[Colorado] Health Policy Solutions: Specialist Takes Flight For Rural Cancer Care
Madeleine Kane, a Denver medical oncologist and hematologist from the University of Colorado Cancer Center, holds a stethoscope and two poetry books in her lap. She peers out the window ... three days a month, Kane flies (to Alamosa) from Denver to see a full day's caseload. Thanks to her visits, the patients get state-of-the-art care and access to the latest clinical trials without the added stress of a long drive to a city (Kerwin McCrimmon, 7/26). 

Milwaukee Journal Sentinel: Council OKs Increase In City Employee Health Costs
Milwaukee city employees will have to pay more for their health care next year, a move expected to save taxpayers at least $25 million a year, the Common Council decided Tuesday. It was the city's first action on employee benefits since a controversial new state law wiped out most collective bargaining for most public workers earlier this year (Sandler, 7/26).

Los Angeles Times: Brown Approves $600,000 Settlement In Chiropractor Board Firing
The former executive director of the state Board of Chiropractic Examiners will receive $600,000 to settle a claim that she was harassed and fired for helping prosecutors investigate fraud in the industry.  ... Hayes' allegations were an embarrassment to the administration of then-Gov. Arnold Schwarzenegger. ... Hayes' lawsuit alleged that the former governor's friends ran the board with more interest in protecting the chiropractic profession than consumers (McGreevy, 7/27).

http://www.kaiserhealthnews.orgThis article was reprinted from with permission from the Henry J. Kaiser Family Foundation. Kaiser Health News, an editorially independent news service, is a program of the Kaiser Family Foundation, a nonpartisan health care policy research organization unaffiliated with Kaiser Permanente.

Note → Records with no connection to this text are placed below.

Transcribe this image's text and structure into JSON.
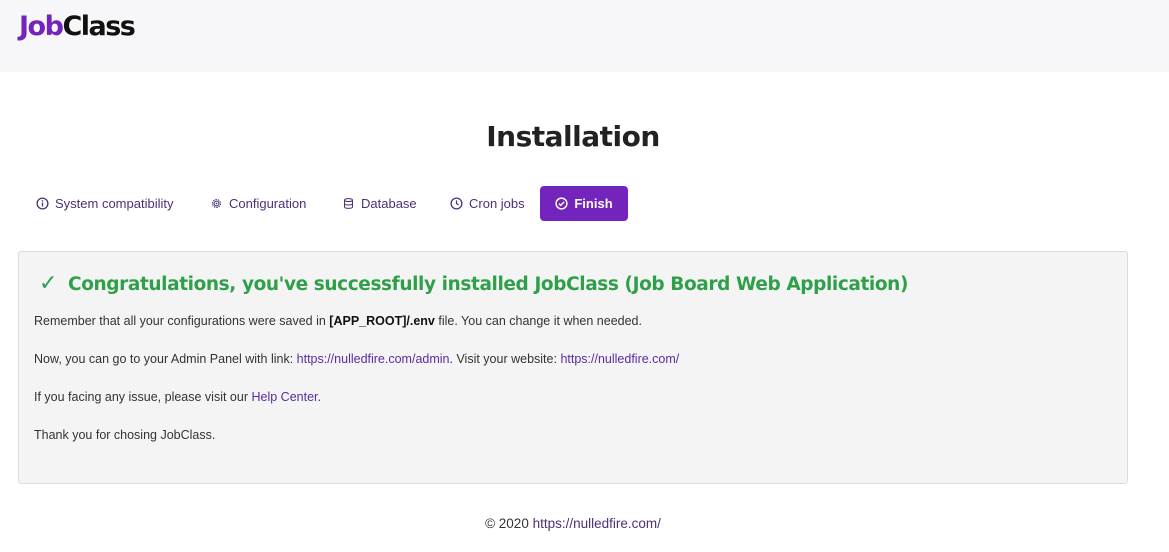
{
  "header": {
    "logo_part1": "Job",
    "logo_part2": "Class"
  },
  "page": {
    "title": "Installation"
  },
  "steps": [
    {
      "label": "System compatibility",
      "icon": "info-circle-icon",
      "active": false
    },
    {
      "label": "Configuration",
      "icon": "gear-icon",
      "active": false
    },
    {
      "label": "Database",
      "icon": "database-icon",
      "active": false
    },
    {
      "label": "Cron jobs",
      "icon": "clock-icon",
      "active": false
    },
    {
      "label": "Finish",
      "icon": "check-circle-icon",
      "active": true
    }
  ],
  "panel": {
    "check_icon": "✓",
    "congrats": "Congratulations, you've successfully installed JobClass (Job Board Web Application)",
    "line1_pre": "Remember that all your configurations were saved in ",
    "line1_bold": "[APP_ROOT]/.env",
    "line1_post": " file. You can change it when needed.",
    "line2_pre": "Now, you can go to your Admin Panel with link: ",
    "line2_link1": "https://nulledfire.com/admin",
    "line2_mid": ". Visit your website: ",
    "line2_link2": "https://nulledfire.com/",
    "line3_pre": "If you facing any issue, please visit our ",
    "line3_link": "Help Center",
    "line3_post": ".",
    "line4": "Thank you for chosing JobClass."
  },
  "footer": {
    "copyright": "© 2020 ",
    "link": "https://nulledfire.com/"
  },
  "colors": {
    "accent": "#7324bc",
    "success": "#2fa04a",
    "link": "#5b2ca0",
    "header_bg": "#f7f7f9",
    "panel_bg": "#f4f4f4"
  }
}
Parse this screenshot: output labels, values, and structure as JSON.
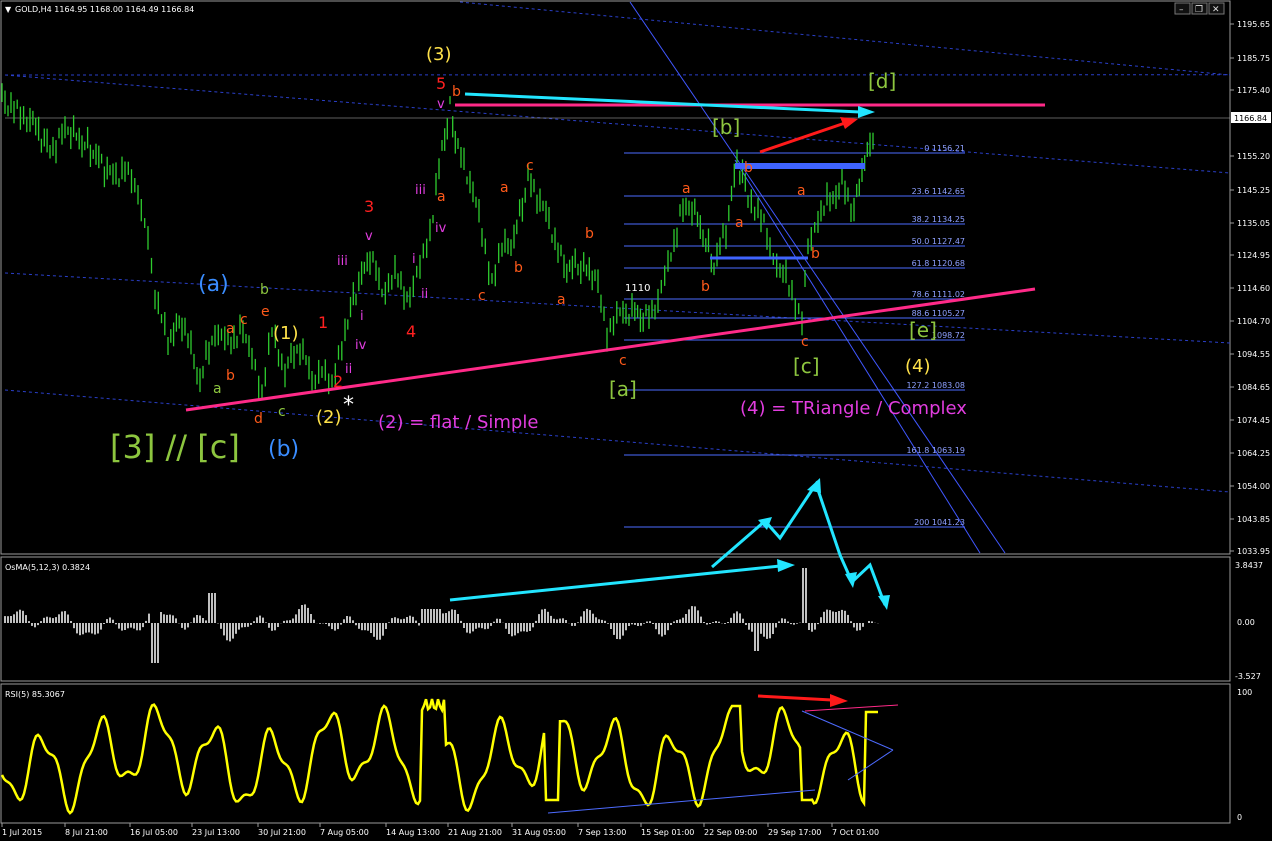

The opinions expressed here are the views of the writer and do not necessarily reflect the views and opinions of News Medical.
You might also like... ×
Lower CD4 T cell reactivity to seasonal coronaviruses found in healthcare workers with COVID-19